Every month an industry leader wraps up MCV with their unique insight. In April, our Final Boss Katherine Bidwell, founder of State of Play.
You founded State of Play over ten years ago now, how does it compare today to how you first envisaged it?
I’m not sure we ever had a grand plan for State of Play. As with most of the things we do it all happened quite organically. The market has changed a huge amount since we started. We were making solely web games as well as animations. Now we are completely independent making games for predominantly the mobile market. Looking back at the breadth of our work from then to now, the thread that runs through them is the handmade element that has become our signature throughout our games.
With the greatest respect to your current role, what is or was your dream job?
Apart from playing lots of video games when I was a kid, I didn’t even know there was a games industry to work in, let alone be part of! My first passion really was film, I was the kid at school that had all the film posters on her bedroom wall, and I’m still hugely passionate about it. Working in film or TV production would have been a dream job for me. However, I think the freedom I have as an independent game developer is huge. I never feel like a small cog in a large machine, I’m able to have an input in every area of that production and I’m able to tell a story that engages an audience in a very personal way. I feel that games can tell narratives in new ways, building on and combining the kind of things films, novels, graphic design and animation do, and that’s what we are constantly trying to evoke at State of Play.

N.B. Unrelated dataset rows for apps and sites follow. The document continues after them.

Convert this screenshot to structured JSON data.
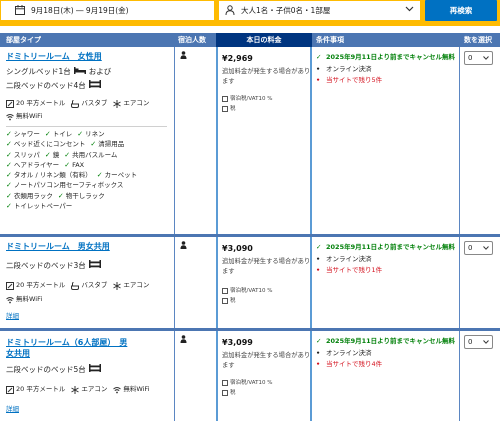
{
  "search": {
    "dates": "9月18日(木) ― 9月19日(金)",
    "guests": "大人1名・子供0名・1部屋",
    "button": "再検索"
  },
  "table": {
    "headers": {
      "room_type": "部屋タイプ",
      "occupancy": "宿泊人数",
      "price": "本日の料金",
      "conditions": "条件事項",
      "select": "数を選択"
    }
  },
  "rooms": [
    {
      "title": "ドミトリールーム　女性用",
      "bed_line1": "シングルベッド1台",
      "bed_line1_suffix": "および",
      "bed_line2": "二段ベッドのベッド4台",
      "amenities": [
        "20 平方メートル",
        "バスタブ",
        "エアコン"
      ],
      "wifi": "無料WiFi",
      "features": [
        [
          "シャワー",
          "トイレ",
          "リネン"
        ],
        [
          "ベッド近くにコンセント",
          "清掃用品"
        ],
        [
          "スリッパ",
          "鏡",
          "共用バスルーム"
        ],
        [
          "ヘアドライヤー",
          "FAX"
        ],
        [
          "タオル / リネン類（有料）",
          "カーペット"
        ],
        [
          "ノートパソコン用セーフティボックス"
        ],
        [
          "衣類用ラック",
          "物干しラック"
        ],
        [
          "トイレットペーパー"
        ]
      ],
      "price": "¥2,969",
      "price_note": "追加料金が発生する場合があります",
      "tax": "宿泊税/VAT10 %",
      "tax2": "税",
      "cond1": "2025年9月11日より前までキャンセル無料",
      "cond2": "オンライン決済",
      "cond3": "当サイトで残り5件",
      "select": "0"
    },
    {
      "title": "ドミトリールーム　男女共用",
      "bed_line1": "二段ベッドのベッド3台",
      "amenities": [
        "20 平方メートル",
        "バスタブ",
        "エアコン"
      ],
      "wifi": "無料WiFi",
      "detail": "詳細",
      "price": "¥3,090",
      "price_note": "追加料金が発生する場合があります",
      "tax": "宿泊税/VAT10 %",
      "tax2": "税",
      "cond1": "2025年9月11日より前までキャンセル無料",
      "cond2": "オンライン決済",
      "cond3": "当サイトで残り1件",
      "select": "0"
    },
    {
      "title_line1": "ドミトリールーム（6人部屋）　男",
      "title_line2": "女共用",
      "bed_line1": "二段ベッドのベッド5台",
      "amenities": [
        "20 平方メートル",
        "エアコン",
        "無料WiFi"
      ],
      "detail": "詳細",
      "price": "¥3,099",
      "price_note": "追加料金が発生する場合があります",
      "tax": "宿泊税/VAT10 %",
      "tax2": "税",
      "cond1": "2025年9月11日より前までキャンセル無料",
      "cond2": "オンライン決済",
      "cond3": "当サイトで残り4件",
      "select": "0"
    }
  ],
  "colors": {
    "brand_yellow": "#febb02",
    "header_blue": "#4c76b2",
    "price_header": "#003580",
    "link_blue": "#0071c2",
    "green": "#008009",
    "red": "#d4111e"
  }
}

You once said you were “disillusioned by the output” of the industry – have things improved since then, do you find games to play that you’re passionate about?
There are loads of great games I feel passionate about. I guess for me if I’m playing an immersive game, I always want to feel an emotional connection to a game, and I want to care about my character. It’s the same if I’m watching a TV drama or film. I find sloppy clichés in games frustrating and I think the players deserve better.
What was the greatest single moment of your career to date?
Winning a BAFTA in 2015 for Artistic Achievement for Lumino City, and in the same year we were nominated for British Game and Innovation. We were the classic underdogs in the category we won, in terms of size of team and budget. Our parents watched at home in tears. I think you can still see the clip online of my complete shock when they called out our name, it just meant all the hard work was worth it. It was a very special time for us.
“The current market is tougher now for independent studios starting out, but there are always troughs and peaks and it’s about finding ways of riding them out.”
Do you feel the games industry is headed in the right direction?
Naturally I’m an optimist so you have got to think that, yes, it’s going in the right direction. As an industry we have to adapt and I do think the current market is tougher now for independent studios starting out, but there are always troughs and peaks and it’s about finding ways of riding them out. The one thing I think the industry is currently doing well is recognising games as an art form. The recent V&A exhibition Design/Play/Disrupt is an example of this, and I’m looking forward to seeing more.
Who continues to impress you in the industry?
Jo Twist OBE, CEO of Ukie. When we were starting out she was a mentor and supporter of myself and State of Play. In my current position on the board of directors of Ukie I have an insight in how hard she works and her passion and love for the industry is infectious. She is a truly impressive person and a true asset to the industry.